[Items from an interface collection]
• • •
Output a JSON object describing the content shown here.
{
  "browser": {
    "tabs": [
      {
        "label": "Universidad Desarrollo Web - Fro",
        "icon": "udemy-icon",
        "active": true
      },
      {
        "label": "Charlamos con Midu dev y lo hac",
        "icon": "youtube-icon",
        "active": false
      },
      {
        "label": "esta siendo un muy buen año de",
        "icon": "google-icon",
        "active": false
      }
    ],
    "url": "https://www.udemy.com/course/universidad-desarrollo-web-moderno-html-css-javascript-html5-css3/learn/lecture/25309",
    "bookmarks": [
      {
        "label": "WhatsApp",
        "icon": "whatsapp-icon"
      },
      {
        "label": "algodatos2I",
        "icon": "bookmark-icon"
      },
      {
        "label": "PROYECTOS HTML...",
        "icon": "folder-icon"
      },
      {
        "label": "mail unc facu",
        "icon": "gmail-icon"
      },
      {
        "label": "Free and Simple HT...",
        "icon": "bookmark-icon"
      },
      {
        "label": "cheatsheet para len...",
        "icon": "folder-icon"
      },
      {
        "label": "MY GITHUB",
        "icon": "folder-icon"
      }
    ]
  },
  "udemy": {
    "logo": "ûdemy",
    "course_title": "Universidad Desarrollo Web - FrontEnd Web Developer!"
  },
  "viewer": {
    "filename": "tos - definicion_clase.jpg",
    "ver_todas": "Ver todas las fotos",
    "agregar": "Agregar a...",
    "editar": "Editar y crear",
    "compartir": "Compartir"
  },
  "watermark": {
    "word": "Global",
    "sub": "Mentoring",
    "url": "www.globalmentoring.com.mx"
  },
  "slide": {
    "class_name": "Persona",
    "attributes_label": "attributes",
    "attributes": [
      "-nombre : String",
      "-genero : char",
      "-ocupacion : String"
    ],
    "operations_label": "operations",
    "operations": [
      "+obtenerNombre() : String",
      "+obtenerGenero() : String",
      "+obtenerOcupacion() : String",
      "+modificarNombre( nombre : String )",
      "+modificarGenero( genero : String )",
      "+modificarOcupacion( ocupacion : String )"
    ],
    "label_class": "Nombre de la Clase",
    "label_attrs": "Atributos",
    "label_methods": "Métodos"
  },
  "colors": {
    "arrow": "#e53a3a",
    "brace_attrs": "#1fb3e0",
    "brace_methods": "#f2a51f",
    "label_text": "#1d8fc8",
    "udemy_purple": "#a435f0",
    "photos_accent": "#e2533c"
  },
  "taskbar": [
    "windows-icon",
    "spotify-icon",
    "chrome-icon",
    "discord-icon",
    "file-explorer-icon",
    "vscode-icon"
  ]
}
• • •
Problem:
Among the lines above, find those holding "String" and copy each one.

Written solution:
      "-nombre : String",
      "-ocupacion : String"
      "+obtenerNombre() : String",
      "+obtenerGenero() : String",
      "+obtenerOcupacion() : String",
      "+modificarNombre( nombre : String )",
      "+modificarGenero( genero : String )",
      "+modificarOcupacion( ocupacion : String )"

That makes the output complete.